20. Mexican Honey Wasp
The Mexican Honey Wasp is one of the many types of hornets that you can find in Texas. This species is a solitary wasp, meaning it does not live in colonies like other wasps. These wasps have long, slender bodies reaching up to 1 inch.
These types of hornets in Texas have a unique black and yellow color pattern that helps distinguish them from other species. Their diet consists of nectar and fruits, and they are often seen hovering around flowers. While they are not aggressive like other types of hornets found in Texas, they should be avoided if possible, as they can deliver a painful sting if provoked.
21. Mealy Oak Gall Wasp
The mealy oak gall wasp is a type of hornet found in Texas. It is known for its long antennae and grayish color. The mealy oak gall wasp is beneficial as it feeds on other insect pests, such as aphids, scale insects, and caterpillars.

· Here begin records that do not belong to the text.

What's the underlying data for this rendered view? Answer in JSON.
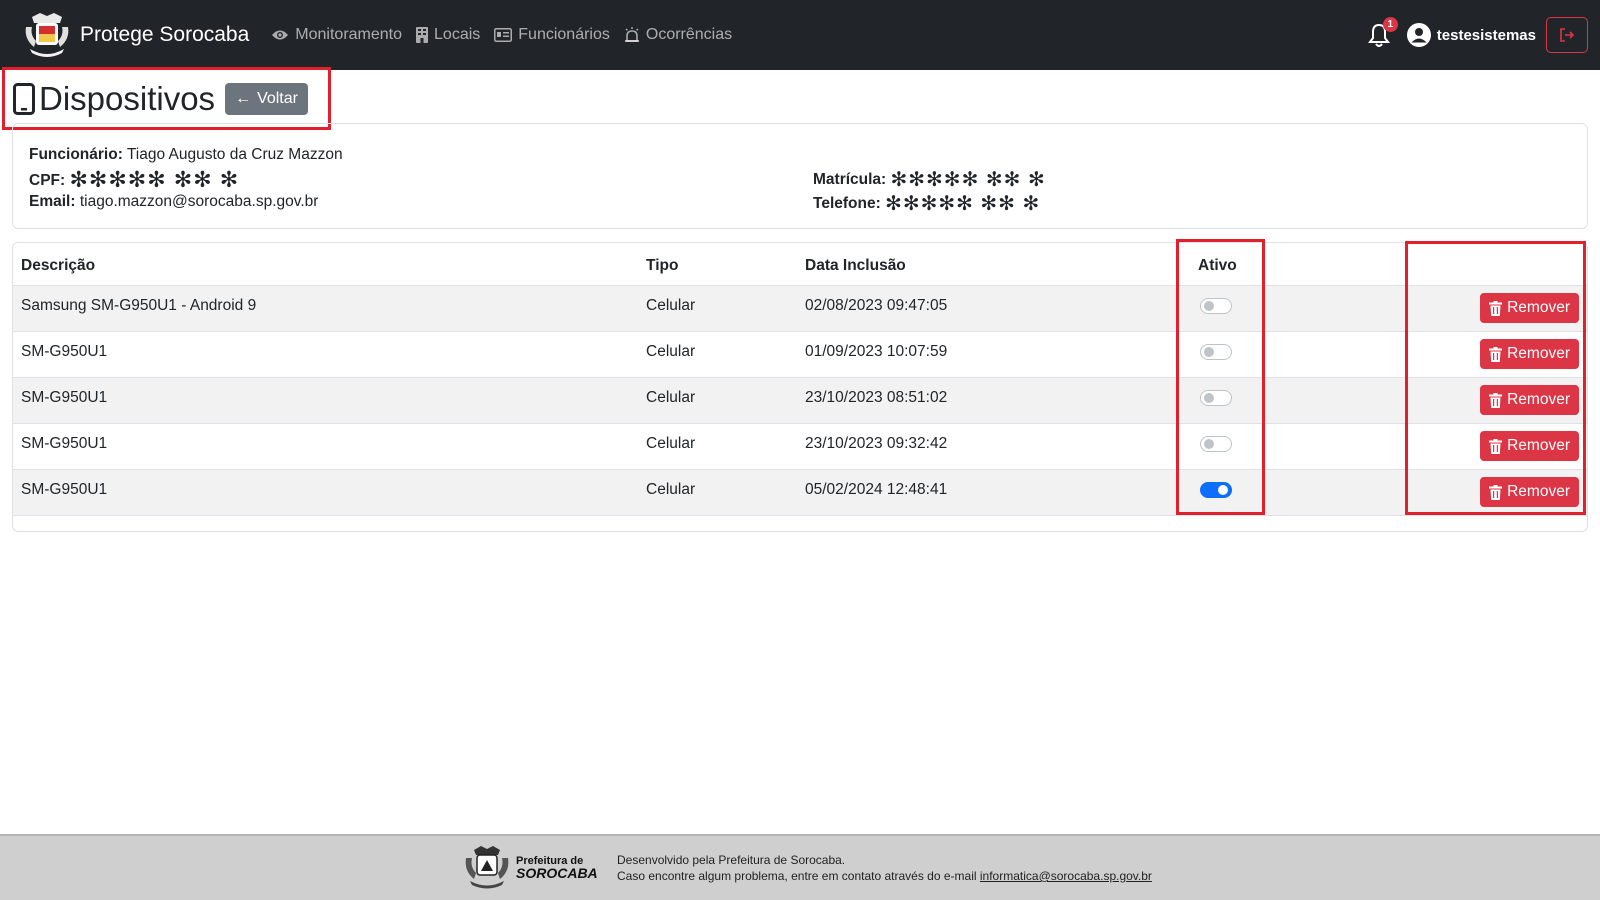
{
  "navbar": {
    "brand": "Protege Sorocaba",
    "links": [
      {
        "label": "Monitoramento",
        "icon": "eye-icon"
      },
      {
        "label": "Locais",
        "icon": "building-icon"
      },
      {
        "label": "Funcionários",
        "icon": "id-card-icon"
      },
      {
        "label": "Ocorrências",
        "icon": "siren-icon"
      }
    ],
    "notification_count": "1",
    "username": "testesistemas"
  },
  "header": {
    "title": "Dispositivos",
    "back_label": "Voltar"
  },
  "employee": {
    "funcionario_label": "Funcionário:",
    "funcionario_value": "Tiago Augusto da Cruz Mazzon",
    "cpf_label": "CPF:",
    "cpf_value": "✻✻✻✻✻ ✻✻ ✻",
    "email_label": "Email:",
    "email_value": "tiago.mazzon@sorocaba.sp.gov.br",
    "matricula_label": "Matrícula:",
    "matricula_value": "✻✻✻✻✻ ✻✻ ✻",
    "telefone_label": "Telefone:",
    "telefone_value": "✻✻✻✻✻ ✻✻ ✻"
  },
  "table": {
    "headers": [
      "Descrição",
      "Tipo",
      "Data Inclusão",
      "Ativo",
      ""
    ],
    "remove_label": "Remover",
    "rows": [
      {
        "descricao": "Samsung SM-G950U1 - Android 9",
        "tipo": "Celular",
        "data": "02/08/2023 09:47:05",
        "ativo": false
      },
      {
        "descricao": "SM-G950U1",
        "tipo": "Celular",
        "data": "01/09/2023 10:07:59",
        "ativo": false
      },
      {
        "descricao": "SM-G950U1",
        "tipo": "Celular",
        "data": "23/10/2023 08:51:02",
        "ativo": false
      },
      {
        "descricao": "SM-G950U1",
        "tipo": "Celular",
        "data": "23/10/2023 09:32:42",
        "ativo": false
      },
      {
        "descricao": "SM-G950U1",
        "tipo": "Celular",
        "data": "05/02/2024 12:48:41",
        "ativo": true
      }
    ]
  },
  "footer": {
    "logo_line1": "Prefeitura de",
    "logo_line2": "SOROCABA",
    "line1": "Desenvolvido pela Prefeitura de Sorocaba.",
    "line2": "Caso encontre algum problema, entre em contato através do e-mail",
    "email": "informatica@sorocaba.sp.gov.br"
  },
  "colors": {
    "navbar": "#212529",
    "danger": "#dc3545",
    "primary": "#0d6efd",
    "secondary": "#6c757d",
    "highlight": "#e0202d"
  }
}
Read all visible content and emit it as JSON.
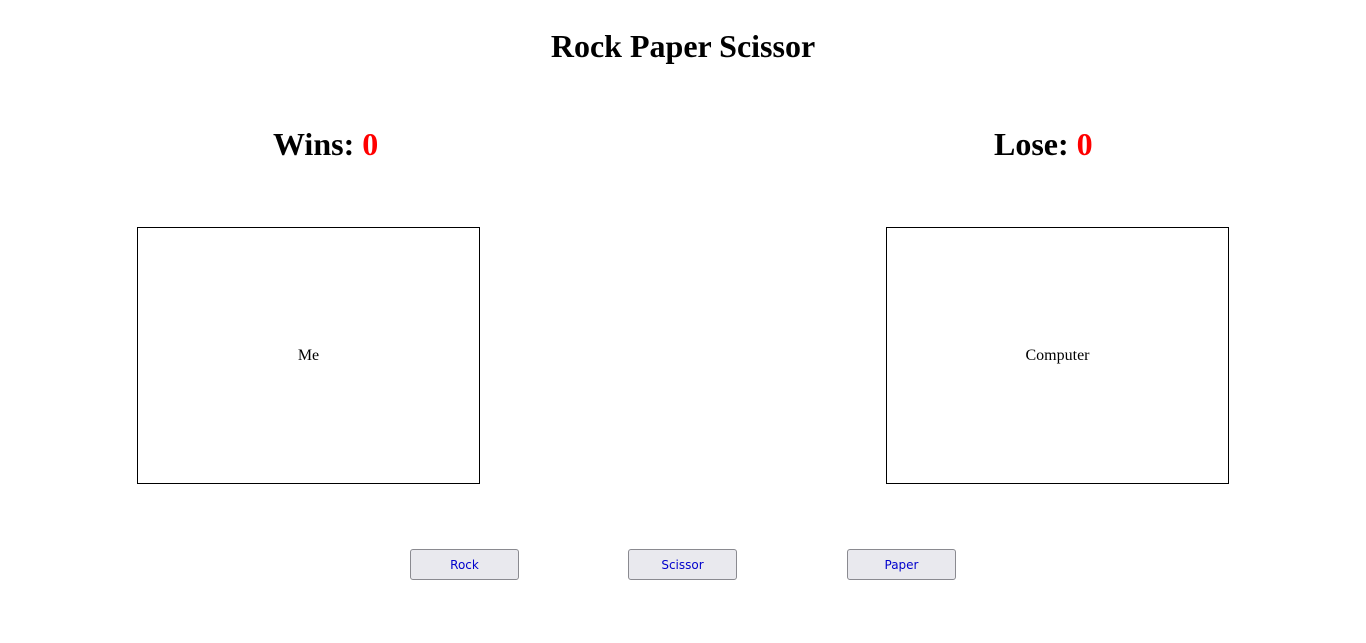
{
  "title": "Rock Paper Scissor",
  "score": {
    "wins_label": "Wins: ",
    "wins_value": "0",
    "lose_label": "Lose: ",
    "lose_value": "0",
    "value_color": "#ff0000"
  },
  "boxes": {
    "me": "Me",
    "computer": "Computer"
  },
  "buttons": {
    "rock": "Rock",
    "scissor": "Scissor",
    "paper": "Paper"
  }
}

These types of hornets in texas form galls on the leaves of oak trees, which are often mistaken for plant diseases. The mealy oak gall wasp is a fairly large hornet species and can be up to 1 inch long. They are most commonly found in wooded areas or near sources of oak trees.
22. Dark Paper Wasp
The dark paper wasp is a type of hornet commonly found in Texas. This hornet species is mostly black, with yellow markings on the body and antennae. Its wings are clear, but they may have brown spots.
The dark paper wasp builds small nests in sheltered areas, such as under eaves, inside wall voids, or in tree cavities. They feed on small insects and nectar, and their stings can be painful. However, these types of hornets in Texas are not considered aggressive and will usually only sting if threatened.
23. Great Black Digger Wasp
The Great Black Digger Wasp is one of the types of hornets found in Texas. This species is large and black with a yellow band near its head. It can be identified by its robust body, long antennae, and pointed wings.
They typically inhabit prairies, open woodlands, and parks and gardens. These types of hornets in texas s will build burrows in loose soil and create nests. They feed on nectar and small insects such as grasshoppers and caterpillars. They are solitary creatures and pose no threat to humans.
24. Common Thread-Waisted Wasp
The common thread-waisted wasp is one of Texas’s many types of hornets. It is commonly found in the south-central region of the United States. This species has a bright yellow and black striped abdomen, making it easy to identify.
The common thread-waisted wasp uses its powerful jaws to build tunnels in dead wood and plant stems to store prey. They also use these tunnels as a safe place to lay their eggs. These types of hornets in Texas feed primarily on other insects and spiders and have been known to scavenge carrion.
25. Eastern Yellowjacket
The Eastern Yellowjacket is one of the most common types of hornets in Texas. It can be identified by its bright yellow and black stripes and definite V-shaped head pattern.
They are found throughout the eastern half of the United States but are particularly common in Texas.
Eastern Yellowjackets typically nest underground or in hollow logs, but they can also be found in tree stumps, firewood piles, and even under rocks or logs.
They are most active during summer and feed on small insects, spiders, and other small invertebrates.
These hornets in TTexas will also scavenge for food, including human food sources, which can make them a nuisance in populated areas. It’s important to be aware of their presence to avoid getting stung.
Texas is home to a variety of hornets, and understanding the types of hornets in Texas can help you identify them when you come across them.
Whether it’s a Guinea Paper Wasp, a Yellow-Legged Mud-Dauber Wasp, or a Great Black Digger Wasp, you need to be aware of many different types of hornets in Texas.
It is always important to be mindful of your surroundings, as these types of hornets may become aggressive when provoked.
By familiarizing yourself with the types of hornets in Texas, you can make sure to enjoy the outdoors safely and responsibly.